Church members that wish to include their church in their will or pour over trusts, or settlor trusts for that matter, should provide a copy of the documents to the church. The passage of time, and changes in lives, might make the church beneficiary that was unaware to begin with to continue to be unaware of the bequest in time to prevent the bequest from being looted.

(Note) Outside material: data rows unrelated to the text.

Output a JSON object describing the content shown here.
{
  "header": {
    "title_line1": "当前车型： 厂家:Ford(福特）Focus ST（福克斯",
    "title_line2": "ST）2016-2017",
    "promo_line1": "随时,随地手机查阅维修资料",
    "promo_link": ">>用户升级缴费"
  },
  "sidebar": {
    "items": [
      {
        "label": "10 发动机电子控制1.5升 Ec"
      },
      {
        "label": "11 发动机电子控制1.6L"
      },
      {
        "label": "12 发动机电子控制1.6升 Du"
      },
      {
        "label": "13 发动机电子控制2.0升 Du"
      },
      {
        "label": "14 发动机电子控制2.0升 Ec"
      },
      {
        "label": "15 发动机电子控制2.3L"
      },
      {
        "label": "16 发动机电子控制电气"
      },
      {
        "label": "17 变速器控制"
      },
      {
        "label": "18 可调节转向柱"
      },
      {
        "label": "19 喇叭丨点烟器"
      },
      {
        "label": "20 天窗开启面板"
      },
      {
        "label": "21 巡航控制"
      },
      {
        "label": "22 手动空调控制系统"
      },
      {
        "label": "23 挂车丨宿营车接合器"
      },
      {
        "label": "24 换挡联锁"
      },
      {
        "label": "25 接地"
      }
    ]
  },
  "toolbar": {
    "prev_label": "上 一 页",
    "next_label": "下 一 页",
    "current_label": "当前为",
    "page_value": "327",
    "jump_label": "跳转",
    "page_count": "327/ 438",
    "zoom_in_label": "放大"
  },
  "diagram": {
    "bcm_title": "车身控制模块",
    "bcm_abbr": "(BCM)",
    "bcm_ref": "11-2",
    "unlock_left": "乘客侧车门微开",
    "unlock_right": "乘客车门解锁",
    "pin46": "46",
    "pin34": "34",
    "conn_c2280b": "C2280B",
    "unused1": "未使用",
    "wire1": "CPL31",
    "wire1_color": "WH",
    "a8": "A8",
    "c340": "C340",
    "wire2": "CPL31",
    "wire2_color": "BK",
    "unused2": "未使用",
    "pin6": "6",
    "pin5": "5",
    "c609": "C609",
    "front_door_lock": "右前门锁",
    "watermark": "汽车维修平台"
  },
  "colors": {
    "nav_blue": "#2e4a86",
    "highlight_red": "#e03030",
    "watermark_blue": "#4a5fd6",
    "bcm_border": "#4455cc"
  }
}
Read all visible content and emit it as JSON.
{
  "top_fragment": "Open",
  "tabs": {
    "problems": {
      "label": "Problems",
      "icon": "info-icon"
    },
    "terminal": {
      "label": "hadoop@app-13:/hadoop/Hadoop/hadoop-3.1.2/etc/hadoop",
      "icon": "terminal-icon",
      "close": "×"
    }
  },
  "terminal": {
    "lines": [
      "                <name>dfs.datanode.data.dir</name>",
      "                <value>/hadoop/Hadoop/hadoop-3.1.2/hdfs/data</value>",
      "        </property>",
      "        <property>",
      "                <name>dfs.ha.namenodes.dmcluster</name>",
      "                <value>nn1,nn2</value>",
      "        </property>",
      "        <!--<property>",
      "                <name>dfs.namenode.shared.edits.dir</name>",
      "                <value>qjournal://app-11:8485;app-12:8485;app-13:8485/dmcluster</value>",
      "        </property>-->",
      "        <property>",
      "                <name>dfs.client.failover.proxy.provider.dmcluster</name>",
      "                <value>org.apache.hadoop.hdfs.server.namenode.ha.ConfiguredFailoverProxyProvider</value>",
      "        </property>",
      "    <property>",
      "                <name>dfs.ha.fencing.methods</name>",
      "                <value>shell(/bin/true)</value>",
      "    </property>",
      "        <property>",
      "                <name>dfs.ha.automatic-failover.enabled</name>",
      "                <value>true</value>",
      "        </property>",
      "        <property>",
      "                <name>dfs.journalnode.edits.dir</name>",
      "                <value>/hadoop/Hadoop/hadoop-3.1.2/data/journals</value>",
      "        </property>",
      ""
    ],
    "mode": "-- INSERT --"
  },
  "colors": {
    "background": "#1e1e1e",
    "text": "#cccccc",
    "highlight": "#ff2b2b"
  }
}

In Kogudus v Jurgenstein, Slip Op., (Cal. App. 2018)(unpublished), the caretakers allegedly had the pour over trust changed to make themselves the beneficiaries of the trust. The church did not learn of the amendment to the trust until many years later. However, in this instance, it was not too late to attempt to recover the bequest. The statute of limitation had ostensibly run but because the church did not learn of the amendment of the trust until long after the amendment was enacted, the appellate court reversed the trial court holding that the statute of limitations might not have run if the church could prove at trial it did not have inquiry notice of the amendment to the trust until long after the actual amendment.
Churches that receive documents containing bequests should preserve them as valuable papers and annually determine the status. Sometimes elderly members can no longer participate in the life of the church due to infirmity and caretakers may have to move them outside of the churches’ operational area. If the bequest is of sufficient concern, then a church can engage counsel, a private detective, a skip tracer, or other means in the internet age to determine the status and possibly even keep in contact with their elderly member. A church should have a committee that has as its sole task to minister to the elderly, anyway, and keep in contact.